Stress-Induced Expression of a Novel Variant of Human Fumarate Hydratase (FH)
Source: Gene Expression, Volume 14, Number 2, 2007 , pp. 59-69(11)
Publisher: Cognizant Communication Corporation
Abstract:Fumarate hydratase (FH) is an enzyme of the mitochondrial tricarboxylic acid cycle (TCAC). Here we report the characterization of a novel FH variant (FHv) that contains an alternative exon 1b, thus lacking the mitochondrial signal sequence. Distinct from mitochondrial FH, FHv localized to cytosol and nucleus and lacked FH enzyme activity. FHv was expressed ubiquitously in human fetal and adult tissues. Heat shock and prolonged hypoxia increased FHv expression in a cell line (HTB115) by nine- and fourfold, respectively. These results suggest that FHv has an alternative function outside the TCAC related to cellular stress response.
Document Type: Research article
Affiliations: 1: Department of Medical Genetics, Biomedicum Helsinki, University of Helsinki, Helsinki, Finland 2: National Public Health Institute, Department of Molecular Medicine, Biomedicum Helsinki, Helsinki, Finland
Publication date: 2007-02-01
- The Molecular and Cellular Biology area of Gene Expression covers all aspects of the gene including it structure, functions, and regulation in prokaryotes, eukaryotes, and viruses; molecular and cell biological aspects of cell growth and development, chromatin structure and function. These include topics such as DNA replication, DNA repair, gene transcription, transcriptional control, RNA processing, posttranscriptional control, oncogenes, molecular mechanisms of action of hormones, molecular mechanism of cellular differentiation, growth and development, protein synthesis, and posttranslational control.

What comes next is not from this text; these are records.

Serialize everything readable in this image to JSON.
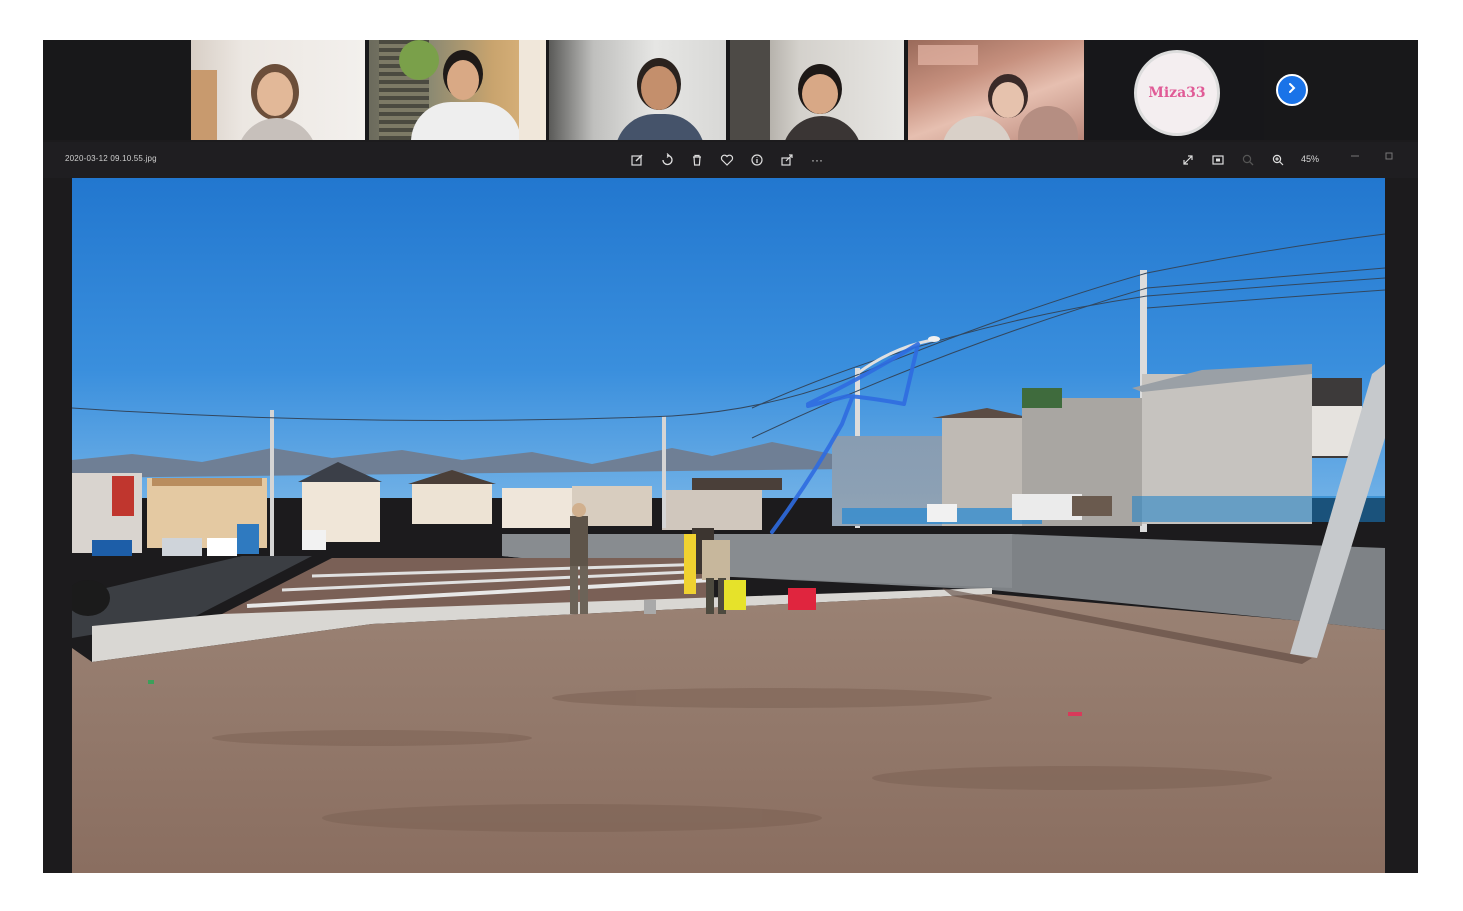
{
  "participants": [
    {
      "name": "",
      "kind": "video"
    },
    {
      "name": "",
      "kind": "video",
      "active": true
    },
    {
      "name": "",
      "kind": "video"
    },
    {
      "name": "",
      "kind": "video"
    },
    {
      "name": "",
      "kind": "video"
    },
    {
      "name": "Miza33",
      "kind": "avatar"
    }
  ],
  "viewer": {
    "filename": "2020-03-12 09.10.55.jpg",
    "zoom": "45%",
    "toolbar_icons": [
      "edit-icon",
      "rotate-icon",
      "delete-icon",
      "favorite-icon",
      "info-icon",
      "share-icon",
      "more-icon"
    ],
    "right_icons": [
      "fullscreen-icon",
      "fit-icon",
      "zoom-out-icon",
      "zoom-in-icon"
    ],
    "more_label": "···"
  },
  "colors": {
    "background": "#1c1b1d",
    "accent": "#1a73e8",
    "sky": "#2f86d8",
    "ground": "#8f7668",
    "annotation": "#2f6be0"
  }
}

The Molecular and Cellular Neuroscience area of Gene Expression covers all aspects of gene expression as described but is devoted exclusively to the nervous system in health and disease. Topics include studies of neurogenesis, development, aging, and neurodegeneration. Complex neural systems, motor control, special senses, and higher cortical function, when viewed from the perspective of gene expression, are appropriate for the journal. Research related to molecular mechanisms of drug tolerance, dependence, and withdrawal are solicited. Manuscripts on state-of-the-art methods and protocols for molecular profiling of neuronal structure and function are welcome.